**Problem**
In how many lines of the listing below does "Delta" appear? Reply with the number only.

**Data records**
+ + +

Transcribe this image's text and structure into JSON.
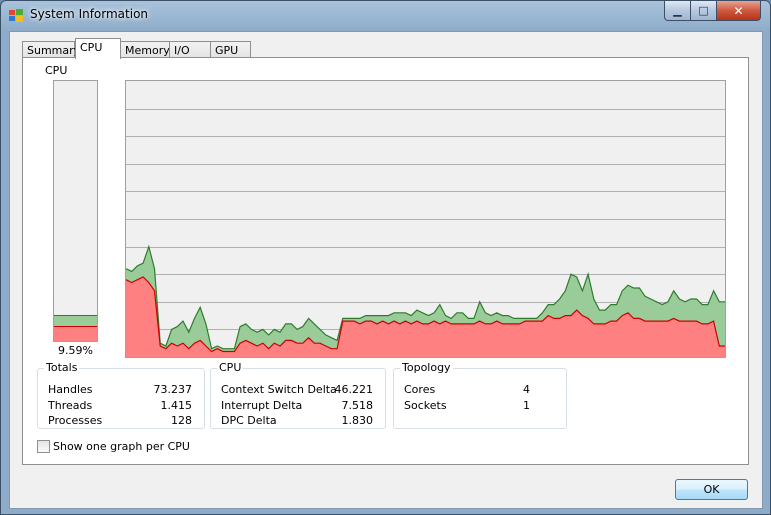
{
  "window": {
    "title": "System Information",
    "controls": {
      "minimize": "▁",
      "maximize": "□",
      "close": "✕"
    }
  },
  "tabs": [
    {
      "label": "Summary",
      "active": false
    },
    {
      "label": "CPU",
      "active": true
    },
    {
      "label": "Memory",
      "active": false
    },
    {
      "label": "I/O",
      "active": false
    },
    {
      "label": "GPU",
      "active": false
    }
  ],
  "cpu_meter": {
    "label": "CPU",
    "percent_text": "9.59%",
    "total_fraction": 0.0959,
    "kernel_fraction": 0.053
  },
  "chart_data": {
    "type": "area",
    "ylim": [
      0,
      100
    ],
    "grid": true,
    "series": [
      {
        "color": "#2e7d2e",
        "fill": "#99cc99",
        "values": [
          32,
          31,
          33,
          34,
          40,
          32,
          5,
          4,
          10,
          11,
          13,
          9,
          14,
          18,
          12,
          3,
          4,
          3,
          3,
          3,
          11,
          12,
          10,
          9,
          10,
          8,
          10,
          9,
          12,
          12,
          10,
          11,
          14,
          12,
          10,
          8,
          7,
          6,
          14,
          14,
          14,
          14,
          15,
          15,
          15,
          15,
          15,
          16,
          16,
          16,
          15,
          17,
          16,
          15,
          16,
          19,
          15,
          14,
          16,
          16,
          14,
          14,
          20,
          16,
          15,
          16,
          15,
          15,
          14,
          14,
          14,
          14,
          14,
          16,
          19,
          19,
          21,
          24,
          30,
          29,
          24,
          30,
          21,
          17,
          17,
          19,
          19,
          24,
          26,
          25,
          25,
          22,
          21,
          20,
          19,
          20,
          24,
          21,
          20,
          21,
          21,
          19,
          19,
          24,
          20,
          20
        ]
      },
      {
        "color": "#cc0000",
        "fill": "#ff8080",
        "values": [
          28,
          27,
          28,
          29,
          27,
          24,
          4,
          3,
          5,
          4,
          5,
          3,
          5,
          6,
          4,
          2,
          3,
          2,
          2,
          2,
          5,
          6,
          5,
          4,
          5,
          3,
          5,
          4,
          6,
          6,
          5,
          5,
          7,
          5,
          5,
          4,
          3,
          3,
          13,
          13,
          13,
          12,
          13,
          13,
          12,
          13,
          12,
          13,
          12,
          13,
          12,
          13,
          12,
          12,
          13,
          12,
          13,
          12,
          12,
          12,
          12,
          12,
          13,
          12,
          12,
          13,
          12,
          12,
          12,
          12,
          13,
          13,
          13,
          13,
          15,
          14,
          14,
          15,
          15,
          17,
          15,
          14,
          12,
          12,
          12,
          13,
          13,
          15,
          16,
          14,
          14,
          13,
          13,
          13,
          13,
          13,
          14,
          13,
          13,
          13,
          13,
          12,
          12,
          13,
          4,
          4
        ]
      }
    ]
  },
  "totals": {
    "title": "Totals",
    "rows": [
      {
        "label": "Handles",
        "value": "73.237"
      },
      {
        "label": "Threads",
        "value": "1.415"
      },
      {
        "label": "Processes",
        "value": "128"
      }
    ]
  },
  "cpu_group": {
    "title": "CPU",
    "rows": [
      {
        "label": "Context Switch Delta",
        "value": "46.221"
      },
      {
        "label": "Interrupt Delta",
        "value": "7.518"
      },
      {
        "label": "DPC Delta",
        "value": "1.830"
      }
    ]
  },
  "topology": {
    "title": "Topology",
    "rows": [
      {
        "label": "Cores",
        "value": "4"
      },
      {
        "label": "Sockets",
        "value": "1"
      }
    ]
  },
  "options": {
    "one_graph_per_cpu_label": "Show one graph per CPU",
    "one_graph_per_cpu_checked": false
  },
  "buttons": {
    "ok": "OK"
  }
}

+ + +

**Output for this exercise**
3